Hollywood to tackle crime on Federal Highway

Ladies of the evening roam Federal Highway morning, noon and night.

Vagrants sleep here. And dope is sold.

The bad reputation linked to Hollywood's stretch of Federal Highway frustrates city leaders, who have grander plans for the key commercial corridor.

Hollywood's cops have been trying for years to fix Federal Highway, battling against prostitutes, vagrants, drug dealers and the grimy motels many of them call home, even if just for an hour. But all the stings and crackdowns have failed to keep crime at bay.

Federal Highway is still the perfect place to play "Spot the Prostitute," says Hollywood Commissioner Peter Hernandez.

"It seems to be the culture, whenever someone is looking for a prostitute, they go to Federal Highway," lamented Hernandez. "We also have problems with people loitering. It never ends."

Some blame the motels clustered along the entire 2.5-mile stretch of Federal Highway in Hollywood.

But seizing the motel properties through eminent domain could lead to costly legal battles the city might not win, officials say.

Hollywood Mayor Peter Bober says there's another way: Give the motel owners 15 years to change their type of business — or vacate the property.
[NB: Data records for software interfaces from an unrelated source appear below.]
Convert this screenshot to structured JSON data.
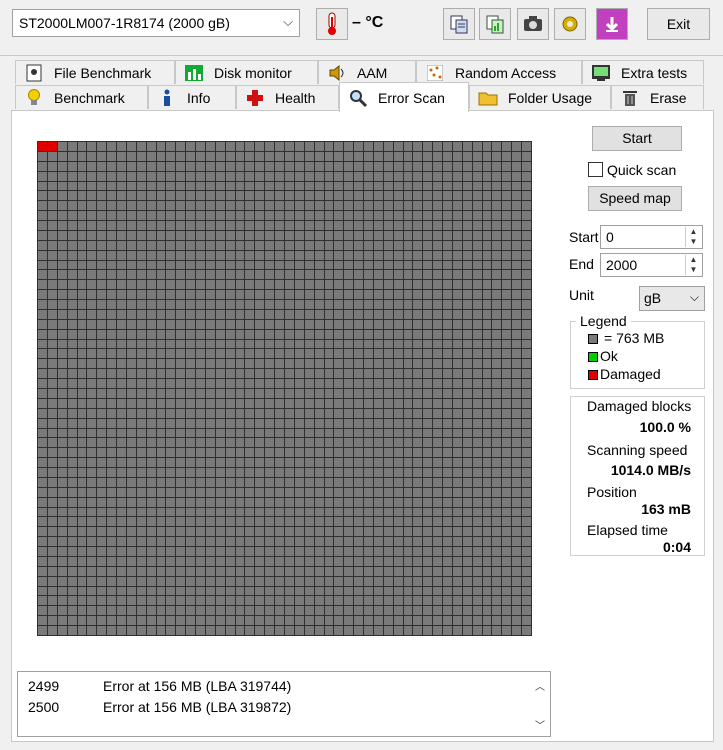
{
  "toolbar": {
    "drive": "ST2000LM007-1R8174 (2000 gB)",
    "temperature": "– °C",
    "exit_label": "Exit",
    "icons": [
      "thermometer-icon",
      "copy-text-icon",
      "copy-info-icon",
      "screenshot-icon",
      "options-icon",
      "save-icon"
    ]
  },
  "tabs_top": [
    {
      "label": "File Benchmark",
      "icon": "file-benchmark-icon"
    },
    {
      "label": "Disk monitor",
      "icon": "disk-monitor-icon"
    },
    {
      "label": "AAM",
      "icon": "speaker-icon"
    },
    {
      "label": "Random Access",
      "icon": "random-access-icon"
    },
    {
      "label": "Extra tests",
      "icon": "extra-tests-icon"
    }
  ],
  "tabs_bottom": [
    {
      "label": "Benchmark",
      "icon": "lightbulb-icon"
    },
    {
      "label": "Info",
      "icon": "info-icon"
    },
    {
      "label": "Health",
      "icon": "health-cross-icon"
    },
    {
      "label": "Error Scan",
      "icon": "magnifier-icon"
    },
    {
      "label": "Folder Usage",
      "icon": "folder-icon"
    },
    {
      "label": "Erase",
      "icon": "trash-icon"
    }
  ],
  "active_tab": "Error Scan",
  "controls": {
    "start_button": "Start",
    "quick_scan_label": "Quick scan",
    "quick_scan_checked": false,
    "speed_map_button": "Speed map",
    "start_label": "Start",
    "start_value": "0",
    "end_label": "End",
    "end_value": "2000",
    "unit_label": "Unit",
    "unit_value": "gB"
  },
  "legend": {
    "title": "Legend",
    "block": "= 763 MB",
    "ok": "Ok",
    "damaged": "Damaged",
    "colors": {
      "block": "#7a7a7a",
      "ok": "#00d000",
      "damaged": "#e00000"
    }
  },
  "stats": {
    "damaged_blocks_label": "Damaged blocks",
    "damaged_blocks_value": "100.0 %",
    "scanning_speed_label": "Scanning speed",
    "scanning_speed_value": "1014.0 MB/s",
    "position_label": "Position",
    "position_value": "163 mB",
    "elapsed_label": "Elapsed time",
    "elapsed_value": "0:04"
  },
  "grid": {
    "rows": 50,
    "cols": 50,
    "damaged_count": 2
  },
  "log": [
    {
      "num": "2499",
      "msg": "Error at 156 MB (LBA 319744)"
    },
    {
      "num": "2500",
      "msg": "Error at 156 MB (LBA 319872)"
    }
  ]
}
"The motels detract from the city of Hollywood," Bober said during a recent commission meeting where he pitched the idea of giving the motels a 15-year amortization deadline. "That's not the future we want."

In 2012 alone, police went to one motel 191 times, mainly responding to reports of prostitution, drugs and other disturbances. Another motel just blocks away had 61 calls for service.

"We've had reports of people selling drugs out of the windows," Hernandez said.

He hopes a new program that will have cops patrolling the road on bicycles will help cut down on crime.

The motels along Federal were not always hot spots for prostitution and drugs. During their heydays, the "mom and pop" motels were safe stopovers for weary motorists. Things began changing in the 1970s with the proliferation of major hotel chains along interstate highways.

To stay in business, many motels turned to a new clientele to stay in business, sometimes renting rooms by the hour.

In 1997, Hollywood Sgt. Jim Weatherford listed vagrancy and prostitution as the biggest problems along Federal Highway.

Not much has changed in the past 16 years, said Sgt. Gene Cochenour, a spokesman for the department.

"Not all of the motels along Federal Highway are associated with the crime problem," Cochenour said. "There are a few areas that contain motels whose standards have attracted a criminal element. We are working hard to address these issues."

Hollywood isn't the only city working to change the tawdry reputation of Federal Highway.

Neighboring Dania Beach has made it a top priority.